Friday, May 29, 2009


on the umpteenth anniversary
of the strawberry ice cream
and the wild run in the rain,
of her soaked braids over
her beaming face,
of his warm hands holding hers,
nothing remains -

a few shreds of hearts
that any wind takes.

photo art from

Friday, May 22, 2009

In my Garden

Little eerie kingdoms of beauty grace the shadows. I dream of being ant sized, about to walk through an enchanted forest,

gather fragrant pearls splattered on gowns of chlorophyll,

or hide unknown under a mallard’s wing and contemplate the world from the perspective of the spring sky.

Have a beautiful weekend, everyone!

Sunday, May 17, 2009


This little thing’s been somehow inspired by Karen’s “Ain’t Got No” and “The House of the Poet", although she's definitely got it and I'm looking for it... :-)

This is not a forget-me-not, but I liked this blue flower growing out of nowhere on a white beach in Mexico, last summer...

nobody comes
to this barren county,
no flash flood fingers
patter these deep canyons,
no rain drops
kiss this dust.
wary weary birds
take detours
over greener landscapes,
the sky is a cobweb
in the corner of
a condemned room.
the groundskeeper is
almost dead,
very sad;
he’s still rummaging
for his blue flower,
his forgotten forget-me-not,
somewhere among the rocks
of his life,
somewhere among the debris
of his time.
he can’t even compose
a damn’ travel guide.

Thursday, May 07, 2009

Another Blogiversary

This baby is two years old today.

Hard to believe, in a way, that it has happened and that it’s still going on.

I would like to thank all of my dear blogfriends for their graceful presence and their unrelenting support.
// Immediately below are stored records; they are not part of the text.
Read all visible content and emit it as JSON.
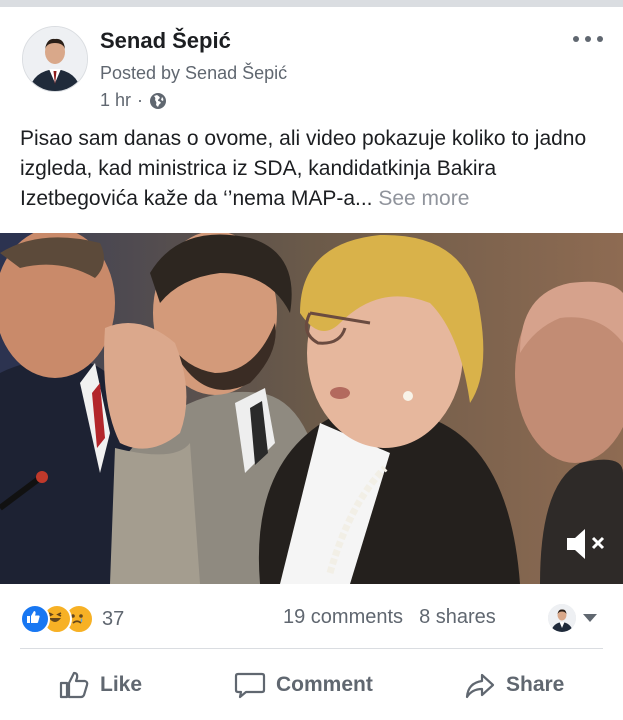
{
  "post": {
    "author": "Senad Šepić",
    "posted_by": "Posted by Senad Šepić",
    "time": "1 hr",
    "separator": "·",
    "privacy_icon": "globe-icon",
    "text": "Pisao sam danas o ovome, ali video pokazuje koliko to jadno izgleda, kad ministrica iz SDA, kandidatkinja Bakira Izetbegovića kaže da ‘’nema MAP-a...",
    "see_more": "See more"
  },
  "video": {
    "mute_icon": "speaker-muted-icon"
  },
  "stats": {
    "reactions": [
      "like",
      "haha",
      "sad"
    ],
    "reaction_count": "37",
    "comments": "19 comments",
    "shares": "8 shares"
  },
  "actions": {
    "like": "Like",
    "comment": "Comment",
    "share": "Share"
  },
  "colors": {
    "like_blue": "#1877f2",
    "reaction_yellow": "#f7b125",
    "muted_text": "#606770"
  }
}
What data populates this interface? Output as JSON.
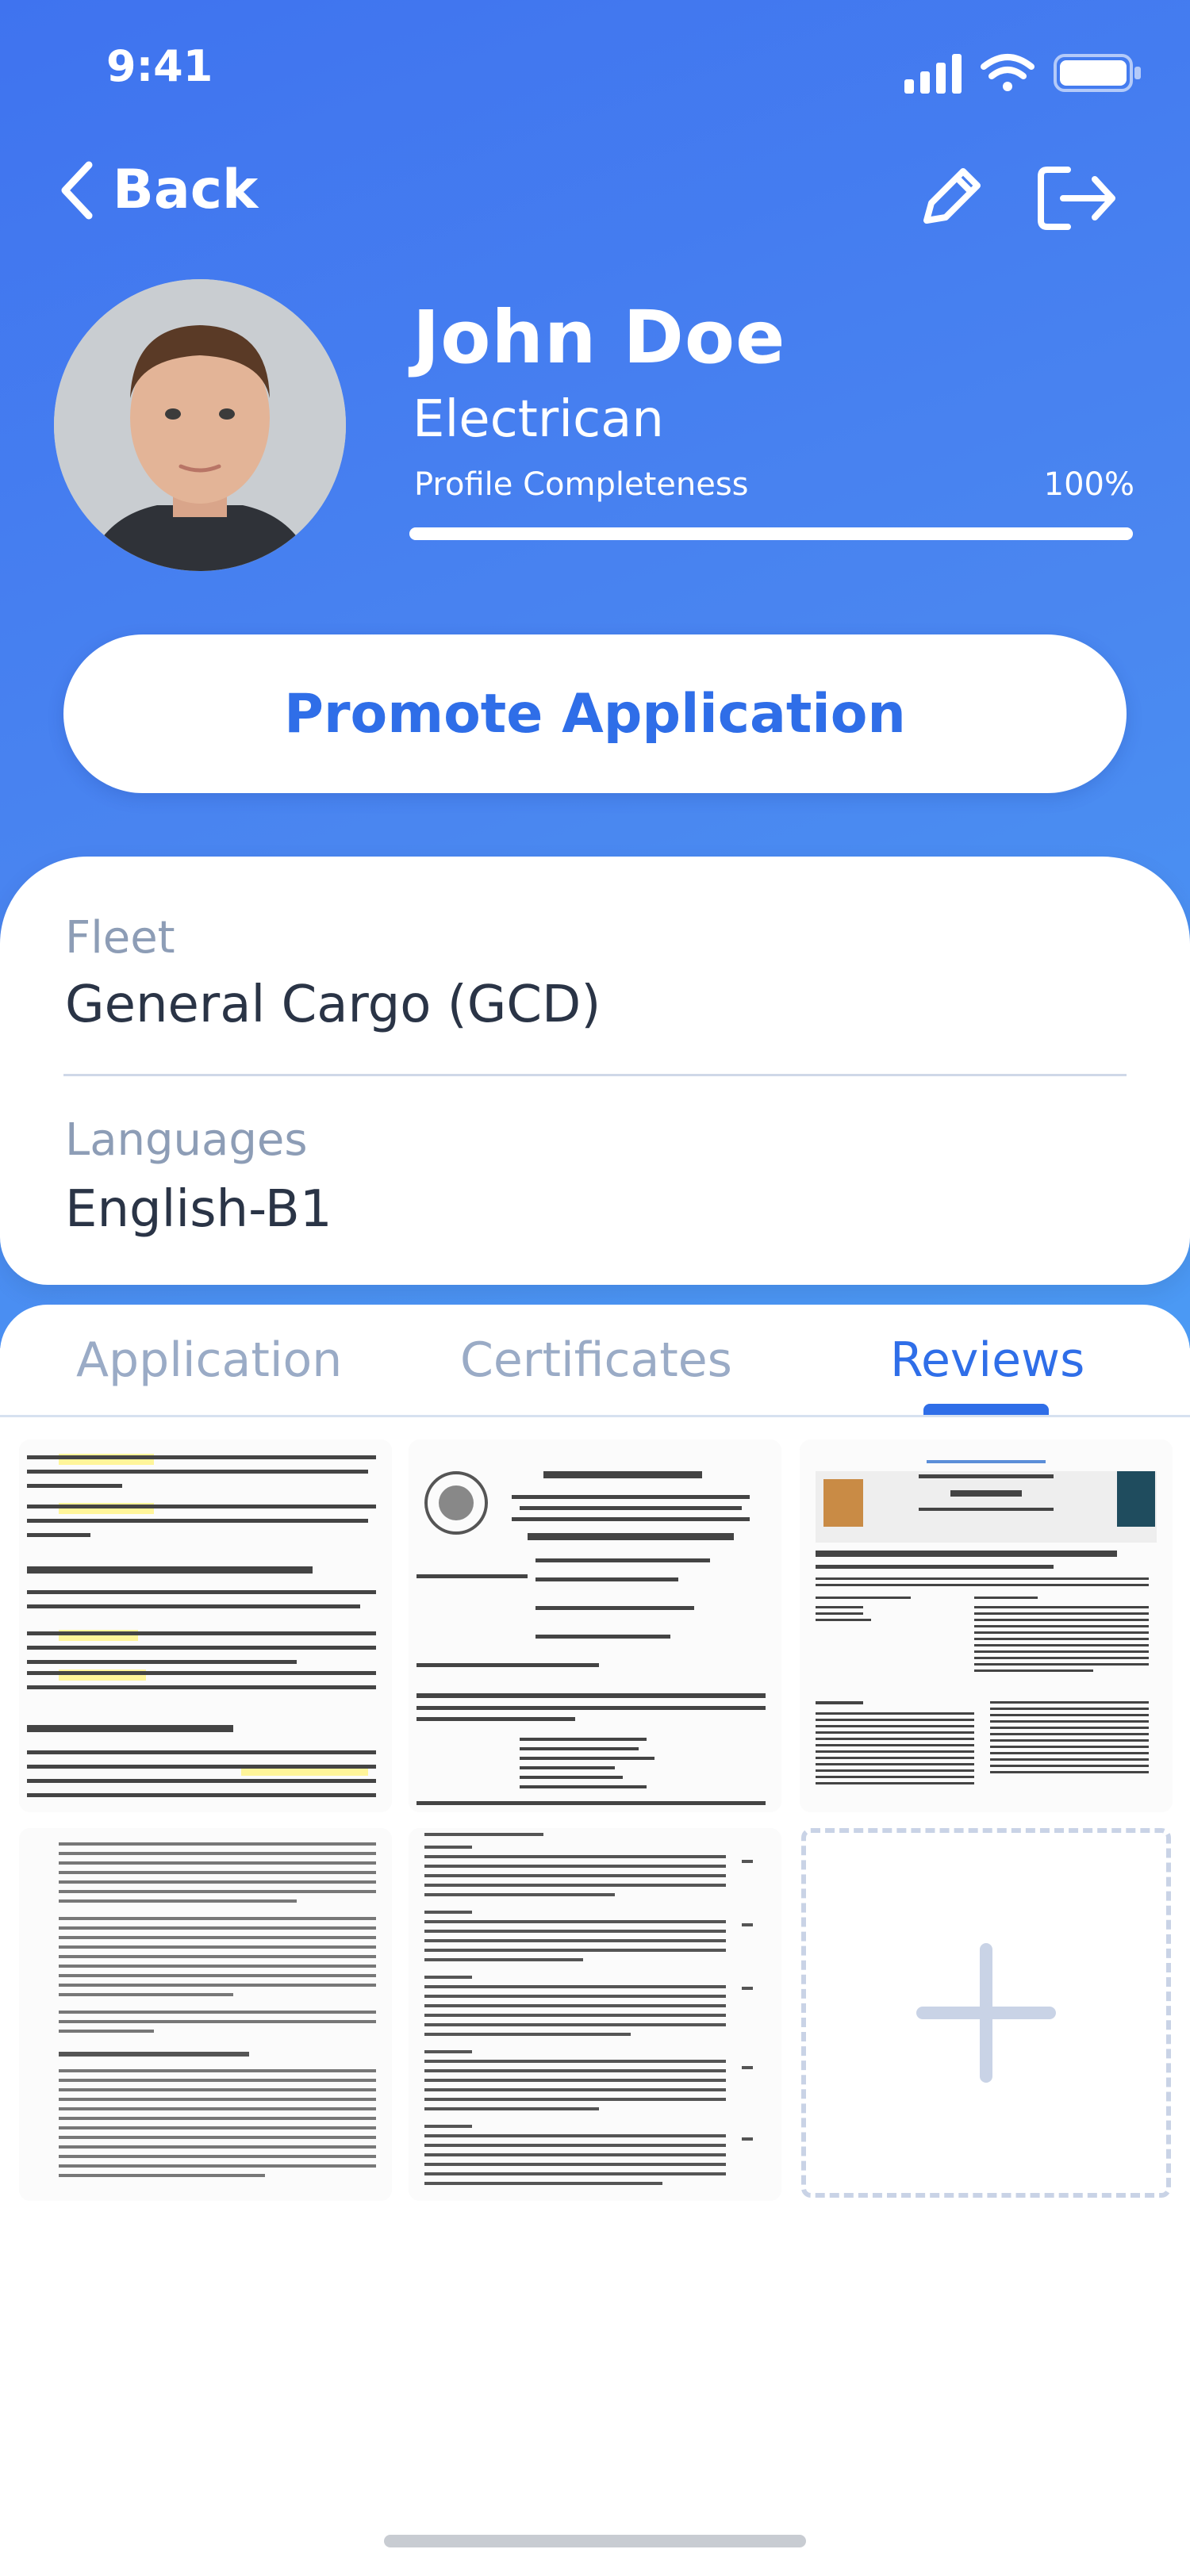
{
  "status_bar": {
    "time": "9:41"
  },
  "nav": {
    "back_label": "Back"
  },
  "profile": {
    "name": "John Doe",
    "role": "Electrican",
    "completeness_label": "Profile Completeness",
    "completeness_value": "100%",
    "completeness_fraction": 1.0
  },
  "actions": {
    "promote_label": "Promote Application"
  },
  "info": {
    "fleet_label": "Fleet",
    "fleet_value": "General Cargo (GCD)",
    "languages_label": "Languages",
    "languages_value": "English-B1"
  },
  "tabs": [
    {
      "label": "Application",
      "active": false
    },
    {
      "label": "Certificates",
      "active": false
    },
    {
      "label": "Reviews",
      "active": true
    }
  ],
  "documents": [
    {
      "icon": "document-thumbnail"
    },
    {
      "icon": "document-thumbnail"
    },
    {
      "icon": "document-thumbnail"
    },
    {
      "icon": "document-thumbnail"
    },
    {
      "icon": "document-thumbnail"
    }
  ],
  "colors": {
    "accent": "#2f6ee8",
    "header_gradient_start": "#3f73ef",
    "header_gradient_end": "#4b9af4",
    "muted_text": "#8d9db6",
    "body_text": "#2a3446"
  }
}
You are the pillars on which this (mostly) imaginary world is built.

Onward to another year.

Monday, May 04, 2009

Too Close to Home

When an evil menaces or touches others, obviously there is compassion, concern, even pain that we feel, but all are somehow cushioned by the relatively safe distance from which we think we can witness the events.

This past Saturday, we got a phone call from the Public Health department (or something like that) to inform us that there’s a confirmed case of swine influenza at my older daughter’s school, and not just in her school but in her very class.

I won’t try to describe the sinking feeling that swept over us – I can do that in fiction but not in real life.

The woman who called had a very professional voice, very calm, impassionate; she described symptoms, told us what to do, etc. etc. What she wouldn’t tell was the name of the sick child. I think that the protection of privacy is badly used in this case because knowing who it is would also help us know if our daughter was in contact with that child.

While I understand the need to keep panic under control, I don’t understand the serenity of these people after all the fuss from the media and the World Health Organisation. Is it a real threat or is it not? Anyway, I don’t understand why the school – this is a private school - is not closed and how all they’re offering is a “team of doctors and nurses” to greet the children in the morning and explain to them what to do (i.e. how to wash their hands).

Well, as many other parents did, I’m sure, we decided to keep our daughter home for a while, until things are sorted out, one way or another. She’s a bit worried about missing school, but not too much. After all, she gets to watch her favourite movies all over again (this morning she was watching the third instalment of the “Pirates of the Caribbean”)…